The New York Times has just published an article on Afghanistan by Carlotta Gall, who was with photographer João Silva and a US unit when Silva stepped on a mine last month. The article is titled “Hoping to Avoid Bombs and Win Afghan Minds” and is illustrated with images from Silva’s “fateful assignment”. The NYT Lens Blog also has a post showing an edit of photographs from the memory card Silva was using at the time of his incident, along with a video of him editing some of the pictures with Times staff at Walter Reed Army Medical Center in the US.
But what froze me is this image, which comes from the accompanying slideshow to the article (note: it is not clear from the caption which day or time the image was taken). It is eerily similar to photographer Robert Capa’s final image from Indo-China before he stepped on a mine and was killed. I remember seeing this back in a photo history class or book years ago. This slideshow from Silva, who fortunately has survived his injuries and is recuperating, is a tragic reminder of Capa’s death.

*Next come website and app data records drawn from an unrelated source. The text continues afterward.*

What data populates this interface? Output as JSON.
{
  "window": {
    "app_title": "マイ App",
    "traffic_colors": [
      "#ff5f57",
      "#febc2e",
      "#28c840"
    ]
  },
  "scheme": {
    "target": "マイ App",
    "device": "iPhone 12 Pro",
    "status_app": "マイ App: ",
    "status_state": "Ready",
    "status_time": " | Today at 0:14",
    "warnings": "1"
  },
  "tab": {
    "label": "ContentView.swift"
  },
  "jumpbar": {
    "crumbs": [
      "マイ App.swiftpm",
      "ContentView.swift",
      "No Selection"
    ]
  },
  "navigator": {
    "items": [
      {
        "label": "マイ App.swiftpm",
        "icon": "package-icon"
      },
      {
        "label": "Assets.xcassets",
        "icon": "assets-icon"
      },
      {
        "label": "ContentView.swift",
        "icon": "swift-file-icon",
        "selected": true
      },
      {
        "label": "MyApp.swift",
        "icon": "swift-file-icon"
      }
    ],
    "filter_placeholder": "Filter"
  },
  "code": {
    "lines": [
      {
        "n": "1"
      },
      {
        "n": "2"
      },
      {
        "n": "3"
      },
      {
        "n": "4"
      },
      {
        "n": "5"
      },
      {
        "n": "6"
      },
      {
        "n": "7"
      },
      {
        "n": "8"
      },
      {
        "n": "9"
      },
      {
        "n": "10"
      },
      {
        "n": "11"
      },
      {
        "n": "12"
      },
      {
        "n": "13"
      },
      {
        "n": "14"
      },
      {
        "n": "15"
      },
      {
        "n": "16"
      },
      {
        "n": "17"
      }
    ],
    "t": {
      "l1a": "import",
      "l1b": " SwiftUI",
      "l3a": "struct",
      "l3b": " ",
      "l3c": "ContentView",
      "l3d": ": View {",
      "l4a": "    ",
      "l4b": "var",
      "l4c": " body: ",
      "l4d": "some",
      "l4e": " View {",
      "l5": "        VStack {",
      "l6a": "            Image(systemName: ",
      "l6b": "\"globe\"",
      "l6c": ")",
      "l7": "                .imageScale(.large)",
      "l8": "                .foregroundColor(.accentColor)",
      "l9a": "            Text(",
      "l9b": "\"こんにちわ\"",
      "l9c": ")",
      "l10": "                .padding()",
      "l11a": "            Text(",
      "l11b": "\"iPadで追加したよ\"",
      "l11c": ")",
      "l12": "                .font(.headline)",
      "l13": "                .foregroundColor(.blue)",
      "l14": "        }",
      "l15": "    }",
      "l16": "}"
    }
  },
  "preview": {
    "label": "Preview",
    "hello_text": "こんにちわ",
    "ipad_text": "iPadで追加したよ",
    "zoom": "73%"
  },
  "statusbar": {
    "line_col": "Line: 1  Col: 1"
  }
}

Editors Note (11/30): I wanted to reiterate that the NYT slideshow does not mention when the image by Silva picture was taken, or if it was even from the day he was injured by the mine. Furthermore, the NYT Lens Blog post is about the last sequence of images shot before and the three images after Silva was injured. We regret if the original post caused any confusion.